Exercise instructions -> Your job is to report every line of the entries that has "không".

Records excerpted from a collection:
/---

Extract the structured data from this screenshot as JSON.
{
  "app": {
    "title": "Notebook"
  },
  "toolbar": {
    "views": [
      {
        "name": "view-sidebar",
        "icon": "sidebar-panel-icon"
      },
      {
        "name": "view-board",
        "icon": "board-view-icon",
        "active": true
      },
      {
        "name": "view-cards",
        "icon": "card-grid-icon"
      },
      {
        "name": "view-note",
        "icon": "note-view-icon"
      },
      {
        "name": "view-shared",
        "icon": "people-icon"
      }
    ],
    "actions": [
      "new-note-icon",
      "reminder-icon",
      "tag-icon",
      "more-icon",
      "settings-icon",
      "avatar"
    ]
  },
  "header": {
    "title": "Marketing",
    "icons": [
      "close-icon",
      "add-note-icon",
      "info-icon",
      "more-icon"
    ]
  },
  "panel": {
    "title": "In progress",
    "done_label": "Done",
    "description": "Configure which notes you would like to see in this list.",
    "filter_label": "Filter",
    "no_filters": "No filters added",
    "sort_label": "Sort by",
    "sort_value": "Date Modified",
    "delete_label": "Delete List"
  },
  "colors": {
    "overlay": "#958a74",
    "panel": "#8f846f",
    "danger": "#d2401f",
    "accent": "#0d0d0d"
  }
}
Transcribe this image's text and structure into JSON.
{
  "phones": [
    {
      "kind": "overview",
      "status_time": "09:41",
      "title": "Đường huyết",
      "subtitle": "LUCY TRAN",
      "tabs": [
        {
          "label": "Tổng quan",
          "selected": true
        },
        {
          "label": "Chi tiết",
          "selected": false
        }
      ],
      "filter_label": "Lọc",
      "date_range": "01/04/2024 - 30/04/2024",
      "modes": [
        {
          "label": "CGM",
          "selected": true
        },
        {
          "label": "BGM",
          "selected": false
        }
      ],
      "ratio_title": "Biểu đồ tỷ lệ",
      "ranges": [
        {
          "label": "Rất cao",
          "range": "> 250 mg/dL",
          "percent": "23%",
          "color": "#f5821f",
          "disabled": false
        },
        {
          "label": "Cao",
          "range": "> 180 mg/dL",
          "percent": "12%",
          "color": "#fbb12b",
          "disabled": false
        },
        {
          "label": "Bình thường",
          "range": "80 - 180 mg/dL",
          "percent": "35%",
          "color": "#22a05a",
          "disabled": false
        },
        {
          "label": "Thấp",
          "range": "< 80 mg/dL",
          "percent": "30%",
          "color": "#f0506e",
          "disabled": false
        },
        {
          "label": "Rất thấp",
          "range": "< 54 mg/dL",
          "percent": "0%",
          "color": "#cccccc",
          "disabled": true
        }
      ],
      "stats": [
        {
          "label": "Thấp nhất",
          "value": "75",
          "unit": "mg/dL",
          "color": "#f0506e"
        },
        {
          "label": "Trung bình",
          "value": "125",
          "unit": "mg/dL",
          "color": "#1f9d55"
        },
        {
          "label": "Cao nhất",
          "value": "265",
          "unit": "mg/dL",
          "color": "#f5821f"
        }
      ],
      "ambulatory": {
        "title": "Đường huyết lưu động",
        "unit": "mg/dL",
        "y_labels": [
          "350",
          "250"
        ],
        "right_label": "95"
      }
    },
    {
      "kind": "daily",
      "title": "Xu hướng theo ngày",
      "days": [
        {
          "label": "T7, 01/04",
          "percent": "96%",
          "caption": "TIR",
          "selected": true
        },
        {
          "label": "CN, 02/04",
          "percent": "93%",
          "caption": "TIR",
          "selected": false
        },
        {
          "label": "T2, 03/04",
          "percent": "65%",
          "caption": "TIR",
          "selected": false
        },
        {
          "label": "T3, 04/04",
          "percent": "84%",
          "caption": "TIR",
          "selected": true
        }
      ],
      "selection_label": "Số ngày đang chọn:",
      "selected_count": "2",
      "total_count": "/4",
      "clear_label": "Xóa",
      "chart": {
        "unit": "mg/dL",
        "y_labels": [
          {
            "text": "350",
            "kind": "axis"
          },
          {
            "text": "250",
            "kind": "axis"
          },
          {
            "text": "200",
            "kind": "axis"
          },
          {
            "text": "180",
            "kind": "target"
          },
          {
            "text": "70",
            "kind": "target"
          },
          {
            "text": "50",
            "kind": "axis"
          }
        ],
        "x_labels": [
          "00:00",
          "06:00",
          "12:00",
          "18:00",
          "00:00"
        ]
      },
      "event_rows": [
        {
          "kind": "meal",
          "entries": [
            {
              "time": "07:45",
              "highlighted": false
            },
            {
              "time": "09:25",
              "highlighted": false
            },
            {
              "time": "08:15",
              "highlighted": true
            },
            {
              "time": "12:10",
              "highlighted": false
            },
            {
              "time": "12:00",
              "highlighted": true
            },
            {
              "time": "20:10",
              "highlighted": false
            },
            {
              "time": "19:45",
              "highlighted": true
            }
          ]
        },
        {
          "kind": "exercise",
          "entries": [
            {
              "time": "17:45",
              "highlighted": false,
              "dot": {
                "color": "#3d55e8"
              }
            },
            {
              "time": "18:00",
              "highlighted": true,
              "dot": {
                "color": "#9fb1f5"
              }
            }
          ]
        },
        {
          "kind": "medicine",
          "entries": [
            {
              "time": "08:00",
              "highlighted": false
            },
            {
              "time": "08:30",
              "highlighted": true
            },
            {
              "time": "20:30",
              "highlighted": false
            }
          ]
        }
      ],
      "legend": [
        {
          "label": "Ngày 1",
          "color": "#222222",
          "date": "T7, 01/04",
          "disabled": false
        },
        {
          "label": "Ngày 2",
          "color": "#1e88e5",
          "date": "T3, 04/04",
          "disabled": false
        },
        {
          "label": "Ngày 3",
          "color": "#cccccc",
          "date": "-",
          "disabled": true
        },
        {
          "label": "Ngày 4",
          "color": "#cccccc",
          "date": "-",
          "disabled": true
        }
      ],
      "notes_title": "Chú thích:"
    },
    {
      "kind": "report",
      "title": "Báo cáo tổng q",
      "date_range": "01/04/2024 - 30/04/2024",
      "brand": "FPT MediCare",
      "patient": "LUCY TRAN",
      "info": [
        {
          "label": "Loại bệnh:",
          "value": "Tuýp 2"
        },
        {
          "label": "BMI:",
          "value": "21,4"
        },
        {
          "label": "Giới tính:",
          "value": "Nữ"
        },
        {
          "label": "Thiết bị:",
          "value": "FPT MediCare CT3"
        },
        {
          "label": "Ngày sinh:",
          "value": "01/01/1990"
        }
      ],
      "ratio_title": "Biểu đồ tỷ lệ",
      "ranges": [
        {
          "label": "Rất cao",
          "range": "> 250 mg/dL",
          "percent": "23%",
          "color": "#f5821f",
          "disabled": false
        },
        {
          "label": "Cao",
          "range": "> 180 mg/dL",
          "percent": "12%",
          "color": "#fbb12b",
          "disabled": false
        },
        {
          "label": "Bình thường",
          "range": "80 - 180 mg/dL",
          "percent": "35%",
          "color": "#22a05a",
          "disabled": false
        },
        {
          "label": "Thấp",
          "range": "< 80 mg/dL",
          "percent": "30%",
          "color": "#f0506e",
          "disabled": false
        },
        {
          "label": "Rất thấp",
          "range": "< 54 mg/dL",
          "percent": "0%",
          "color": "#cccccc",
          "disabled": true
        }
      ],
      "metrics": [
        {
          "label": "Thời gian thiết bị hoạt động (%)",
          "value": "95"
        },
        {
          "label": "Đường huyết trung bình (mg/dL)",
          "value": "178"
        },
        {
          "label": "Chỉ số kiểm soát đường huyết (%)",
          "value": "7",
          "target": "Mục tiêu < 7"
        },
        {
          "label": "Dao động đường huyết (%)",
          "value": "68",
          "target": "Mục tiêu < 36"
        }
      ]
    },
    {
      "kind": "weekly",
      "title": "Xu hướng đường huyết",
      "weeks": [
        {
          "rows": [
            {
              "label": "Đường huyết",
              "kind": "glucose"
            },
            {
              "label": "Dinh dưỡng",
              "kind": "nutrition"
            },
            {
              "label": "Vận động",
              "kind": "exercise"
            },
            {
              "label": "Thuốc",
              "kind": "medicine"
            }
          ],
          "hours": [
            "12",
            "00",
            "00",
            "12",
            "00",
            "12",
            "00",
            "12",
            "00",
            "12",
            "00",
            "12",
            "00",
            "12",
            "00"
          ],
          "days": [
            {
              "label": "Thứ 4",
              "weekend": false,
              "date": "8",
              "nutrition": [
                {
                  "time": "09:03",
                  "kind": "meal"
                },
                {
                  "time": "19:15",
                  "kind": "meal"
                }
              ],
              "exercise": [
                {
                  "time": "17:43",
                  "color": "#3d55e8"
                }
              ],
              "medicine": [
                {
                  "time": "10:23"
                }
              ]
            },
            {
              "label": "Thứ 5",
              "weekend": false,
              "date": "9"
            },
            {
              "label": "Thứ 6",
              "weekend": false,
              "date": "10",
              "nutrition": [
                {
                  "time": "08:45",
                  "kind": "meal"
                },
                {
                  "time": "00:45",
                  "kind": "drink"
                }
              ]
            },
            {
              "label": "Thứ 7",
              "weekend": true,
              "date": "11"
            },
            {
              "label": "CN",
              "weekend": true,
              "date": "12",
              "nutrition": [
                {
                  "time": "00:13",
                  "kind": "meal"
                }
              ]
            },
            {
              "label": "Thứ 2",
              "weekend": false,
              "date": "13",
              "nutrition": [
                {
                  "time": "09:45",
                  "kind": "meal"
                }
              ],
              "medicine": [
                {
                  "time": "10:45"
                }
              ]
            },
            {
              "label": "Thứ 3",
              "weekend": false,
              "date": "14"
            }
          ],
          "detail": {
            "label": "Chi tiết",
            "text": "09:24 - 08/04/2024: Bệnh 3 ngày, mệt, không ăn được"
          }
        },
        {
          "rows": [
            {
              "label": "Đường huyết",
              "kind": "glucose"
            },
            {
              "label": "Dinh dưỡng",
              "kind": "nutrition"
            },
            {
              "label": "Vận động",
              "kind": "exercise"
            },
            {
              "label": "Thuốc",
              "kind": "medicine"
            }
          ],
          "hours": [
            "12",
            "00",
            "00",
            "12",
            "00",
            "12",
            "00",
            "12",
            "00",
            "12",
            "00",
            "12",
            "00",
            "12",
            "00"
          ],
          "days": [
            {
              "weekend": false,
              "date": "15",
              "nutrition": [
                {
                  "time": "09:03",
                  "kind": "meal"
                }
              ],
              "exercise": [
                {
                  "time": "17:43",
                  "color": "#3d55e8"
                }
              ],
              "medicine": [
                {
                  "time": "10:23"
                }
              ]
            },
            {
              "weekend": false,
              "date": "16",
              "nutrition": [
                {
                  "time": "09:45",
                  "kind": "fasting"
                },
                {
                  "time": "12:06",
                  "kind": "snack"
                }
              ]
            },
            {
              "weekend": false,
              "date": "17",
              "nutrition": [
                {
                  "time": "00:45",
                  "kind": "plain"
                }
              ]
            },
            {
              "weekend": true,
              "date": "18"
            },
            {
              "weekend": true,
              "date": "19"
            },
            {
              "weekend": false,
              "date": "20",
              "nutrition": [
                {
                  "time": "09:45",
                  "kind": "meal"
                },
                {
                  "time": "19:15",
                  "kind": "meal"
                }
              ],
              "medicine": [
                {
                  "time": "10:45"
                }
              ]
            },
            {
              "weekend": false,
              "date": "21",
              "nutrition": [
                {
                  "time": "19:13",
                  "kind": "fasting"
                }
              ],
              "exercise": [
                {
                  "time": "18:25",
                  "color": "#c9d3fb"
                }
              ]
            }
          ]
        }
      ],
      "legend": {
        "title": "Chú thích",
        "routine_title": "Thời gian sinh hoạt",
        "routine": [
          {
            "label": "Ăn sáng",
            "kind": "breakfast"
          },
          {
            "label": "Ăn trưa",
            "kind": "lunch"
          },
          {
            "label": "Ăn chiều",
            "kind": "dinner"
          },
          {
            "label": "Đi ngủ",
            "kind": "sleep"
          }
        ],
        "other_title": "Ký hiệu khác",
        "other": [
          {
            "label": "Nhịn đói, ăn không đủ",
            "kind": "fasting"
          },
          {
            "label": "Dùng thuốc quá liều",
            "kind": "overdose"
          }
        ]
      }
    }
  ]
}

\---

Expected answer ->
            "text": "09:24 - 08/04/2024: Bệnh 3 ngày, mệt, không ăn được"
            "label": "Nhịn đói, ăn không đủ",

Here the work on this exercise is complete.